Billions of pounds were wiped off the value of British financial stocks, and analysts at several banks slashed their forecasts for the pound in the wake of Britain's vote on Thursday to leave the European Union.
Britain's 10-year government borrowing costs also sank below 1 percent for the first time ever.
Finance minister George Osborne said on Monday the economy would have to face up to "an adjustment" as it dealt with the fallout of "Brexit." Against a backdrop of sliding share prices and an uncertain economic outlook, investors sold sterling and sought the safety of government bonds.
Sterling shed more than 3 percent against the dollar to a fresh 31-year low of $1.3221, and the euro rose more than 2 percent to 83.25 pence, its highest in more than two years.

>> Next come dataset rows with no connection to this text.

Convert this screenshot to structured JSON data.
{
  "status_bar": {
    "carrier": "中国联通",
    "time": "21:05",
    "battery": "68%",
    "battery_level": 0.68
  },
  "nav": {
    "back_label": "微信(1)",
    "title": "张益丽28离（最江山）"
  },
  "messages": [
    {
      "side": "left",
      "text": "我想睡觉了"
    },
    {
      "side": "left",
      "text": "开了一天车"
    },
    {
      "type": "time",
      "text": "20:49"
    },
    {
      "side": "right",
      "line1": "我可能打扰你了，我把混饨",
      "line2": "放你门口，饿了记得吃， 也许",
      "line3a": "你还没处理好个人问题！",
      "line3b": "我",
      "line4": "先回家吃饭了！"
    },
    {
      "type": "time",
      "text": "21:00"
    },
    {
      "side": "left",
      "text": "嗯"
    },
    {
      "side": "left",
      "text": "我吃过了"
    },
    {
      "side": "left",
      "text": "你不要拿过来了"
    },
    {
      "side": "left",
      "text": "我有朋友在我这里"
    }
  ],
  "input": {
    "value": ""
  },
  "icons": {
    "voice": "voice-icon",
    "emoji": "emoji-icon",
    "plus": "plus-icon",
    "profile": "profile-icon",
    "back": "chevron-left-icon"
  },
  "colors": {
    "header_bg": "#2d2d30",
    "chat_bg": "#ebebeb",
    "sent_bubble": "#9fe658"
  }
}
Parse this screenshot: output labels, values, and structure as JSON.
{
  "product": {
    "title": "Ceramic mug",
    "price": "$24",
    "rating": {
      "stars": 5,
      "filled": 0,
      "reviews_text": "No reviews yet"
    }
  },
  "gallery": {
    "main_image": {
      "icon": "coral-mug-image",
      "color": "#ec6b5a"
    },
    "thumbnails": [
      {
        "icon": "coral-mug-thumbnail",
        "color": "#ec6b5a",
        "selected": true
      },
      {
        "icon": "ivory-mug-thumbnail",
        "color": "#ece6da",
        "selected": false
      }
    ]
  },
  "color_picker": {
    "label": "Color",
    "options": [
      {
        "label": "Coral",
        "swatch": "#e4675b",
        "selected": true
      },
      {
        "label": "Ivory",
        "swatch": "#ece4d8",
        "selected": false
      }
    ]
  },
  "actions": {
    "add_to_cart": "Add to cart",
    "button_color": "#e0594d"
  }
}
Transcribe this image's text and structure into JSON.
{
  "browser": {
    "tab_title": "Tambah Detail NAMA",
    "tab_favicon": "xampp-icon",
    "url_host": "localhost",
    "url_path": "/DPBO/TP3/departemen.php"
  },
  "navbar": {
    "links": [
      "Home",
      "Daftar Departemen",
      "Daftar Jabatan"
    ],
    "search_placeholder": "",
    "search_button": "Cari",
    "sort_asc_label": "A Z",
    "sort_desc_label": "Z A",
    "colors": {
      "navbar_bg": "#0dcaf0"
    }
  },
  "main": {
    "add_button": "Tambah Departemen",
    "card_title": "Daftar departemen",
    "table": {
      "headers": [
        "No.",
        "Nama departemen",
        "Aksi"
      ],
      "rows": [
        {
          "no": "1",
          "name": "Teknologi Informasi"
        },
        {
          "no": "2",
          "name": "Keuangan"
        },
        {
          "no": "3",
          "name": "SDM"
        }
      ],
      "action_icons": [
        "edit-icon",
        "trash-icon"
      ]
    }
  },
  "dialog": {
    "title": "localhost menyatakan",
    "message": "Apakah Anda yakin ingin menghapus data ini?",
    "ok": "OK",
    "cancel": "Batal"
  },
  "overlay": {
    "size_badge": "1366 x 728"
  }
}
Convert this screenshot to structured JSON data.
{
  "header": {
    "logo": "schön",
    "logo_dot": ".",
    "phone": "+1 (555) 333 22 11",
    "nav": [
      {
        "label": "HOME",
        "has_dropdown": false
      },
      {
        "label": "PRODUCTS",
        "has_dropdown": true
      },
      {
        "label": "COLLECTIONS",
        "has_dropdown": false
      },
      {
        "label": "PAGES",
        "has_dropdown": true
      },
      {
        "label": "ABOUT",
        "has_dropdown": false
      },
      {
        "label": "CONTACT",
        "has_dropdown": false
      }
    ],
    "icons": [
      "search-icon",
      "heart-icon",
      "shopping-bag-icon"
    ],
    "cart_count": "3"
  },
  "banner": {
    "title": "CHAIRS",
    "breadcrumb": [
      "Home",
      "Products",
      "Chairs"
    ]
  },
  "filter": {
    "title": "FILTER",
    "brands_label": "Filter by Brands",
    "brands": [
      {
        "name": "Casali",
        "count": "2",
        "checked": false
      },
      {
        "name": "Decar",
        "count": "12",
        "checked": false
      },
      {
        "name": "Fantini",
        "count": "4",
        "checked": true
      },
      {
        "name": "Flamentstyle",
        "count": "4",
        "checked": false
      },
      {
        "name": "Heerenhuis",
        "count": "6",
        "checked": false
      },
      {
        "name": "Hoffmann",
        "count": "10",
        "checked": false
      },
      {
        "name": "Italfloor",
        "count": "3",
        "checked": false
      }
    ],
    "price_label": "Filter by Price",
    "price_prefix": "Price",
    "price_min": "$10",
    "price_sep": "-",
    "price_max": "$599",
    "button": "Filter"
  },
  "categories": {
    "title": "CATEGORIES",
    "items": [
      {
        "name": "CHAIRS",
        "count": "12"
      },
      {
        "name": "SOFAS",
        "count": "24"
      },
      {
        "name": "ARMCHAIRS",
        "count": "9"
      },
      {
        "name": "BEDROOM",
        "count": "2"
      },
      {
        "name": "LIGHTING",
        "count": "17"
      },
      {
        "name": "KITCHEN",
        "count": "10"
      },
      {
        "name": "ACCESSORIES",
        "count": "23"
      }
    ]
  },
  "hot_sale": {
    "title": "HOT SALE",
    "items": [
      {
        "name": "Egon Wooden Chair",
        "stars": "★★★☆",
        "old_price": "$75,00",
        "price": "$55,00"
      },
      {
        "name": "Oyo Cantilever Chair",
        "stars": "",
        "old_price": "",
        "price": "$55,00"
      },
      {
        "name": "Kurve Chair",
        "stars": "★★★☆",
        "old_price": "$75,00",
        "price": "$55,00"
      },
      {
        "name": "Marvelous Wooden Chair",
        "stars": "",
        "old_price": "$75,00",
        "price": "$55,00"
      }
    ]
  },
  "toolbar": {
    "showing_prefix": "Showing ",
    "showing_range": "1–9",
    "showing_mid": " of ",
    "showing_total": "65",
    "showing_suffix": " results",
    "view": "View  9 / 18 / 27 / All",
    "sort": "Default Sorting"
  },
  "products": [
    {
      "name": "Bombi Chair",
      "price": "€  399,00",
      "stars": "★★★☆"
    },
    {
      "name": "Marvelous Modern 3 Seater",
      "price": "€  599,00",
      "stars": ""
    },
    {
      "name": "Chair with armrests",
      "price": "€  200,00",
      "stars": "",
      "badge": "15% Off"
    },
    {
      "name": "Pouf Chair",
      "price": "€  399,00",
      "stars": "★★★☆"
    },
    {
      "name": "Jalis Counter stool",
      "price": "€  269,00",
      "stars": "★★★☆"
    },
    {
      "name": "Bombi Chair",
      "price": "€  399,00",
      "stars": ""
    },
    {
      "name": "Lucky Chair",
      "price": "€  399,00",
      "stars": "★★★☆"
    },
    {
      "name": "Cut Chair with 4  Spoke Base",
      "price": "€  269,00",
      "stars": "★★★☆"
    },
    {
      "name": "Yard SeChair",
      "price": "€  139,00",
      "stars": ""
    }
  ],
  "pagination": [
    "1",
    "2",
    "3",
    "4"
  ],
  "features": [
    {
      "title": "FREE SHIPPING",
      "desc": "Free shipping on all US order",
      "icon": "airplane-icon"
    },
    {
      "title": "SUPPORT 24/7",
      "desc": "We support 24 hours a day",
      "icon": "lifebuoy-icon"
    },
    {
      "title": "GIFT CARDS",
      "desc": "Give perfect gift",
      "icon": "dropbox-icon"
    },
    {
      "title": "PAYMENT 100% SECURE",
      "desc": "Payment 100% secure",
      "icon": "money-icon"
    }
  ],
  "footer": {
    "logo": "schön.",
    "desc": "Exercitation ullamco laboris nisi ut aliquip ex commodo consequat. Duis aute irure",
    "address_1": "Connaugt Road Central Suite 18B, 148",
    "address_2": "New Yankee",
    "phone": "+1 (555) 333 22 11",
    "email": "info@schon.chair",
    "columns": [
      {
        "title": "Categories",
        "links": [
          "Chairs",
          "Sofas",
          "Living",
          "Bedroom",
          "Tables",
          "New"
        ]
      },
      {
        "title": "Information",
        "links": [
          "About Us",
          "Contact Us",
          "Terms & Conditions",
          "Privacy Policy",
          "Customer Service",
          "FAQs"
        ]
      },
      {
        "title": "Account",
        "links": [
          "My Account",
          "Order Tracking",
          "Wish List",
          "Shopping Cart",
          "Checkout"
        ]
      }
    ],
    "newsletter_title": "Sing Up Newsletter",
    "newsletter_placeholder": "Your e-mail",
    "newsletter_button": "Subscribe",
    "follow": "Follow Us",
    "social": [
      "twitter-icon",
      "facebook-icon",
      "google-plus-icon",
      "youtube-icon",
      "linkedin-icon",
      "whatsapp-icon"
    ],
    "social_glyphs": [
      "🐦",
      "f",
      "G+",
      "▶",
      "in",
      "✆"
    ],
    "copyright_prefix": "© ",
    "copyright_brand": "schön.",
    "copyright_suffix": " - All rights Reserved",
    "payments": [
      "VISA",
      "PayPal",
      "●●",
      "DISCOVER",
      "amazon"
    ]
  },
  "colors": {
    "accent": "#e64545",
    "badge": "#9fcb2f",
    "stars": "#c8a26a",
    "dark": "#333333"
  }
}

The pound's fall on Friday was the largest in modern history, reaching more than 10 percent against the dollar at one stage, and was also the largest decline since at least the 1970s on a trade-weighted basis.
Some, like Unicredit, reckon the pound will fall even further, perhaps as low as $1.20.
"The clear risk must be for further downside," said Neil Mellor, a currency strategist at Bank of New York Mellon in London. "Uncertainty equals currency weakness, we know this, and there is no sense that this (sterling) is a value trade right now and that you have to get back in. It is too early for anyone to start calling a bottom."
Analysts at RBC Capital Markets pointed to the history of past sell-offs as pointing the way towards $1.20-1.25 for the pound by the end of the third quarter of this year.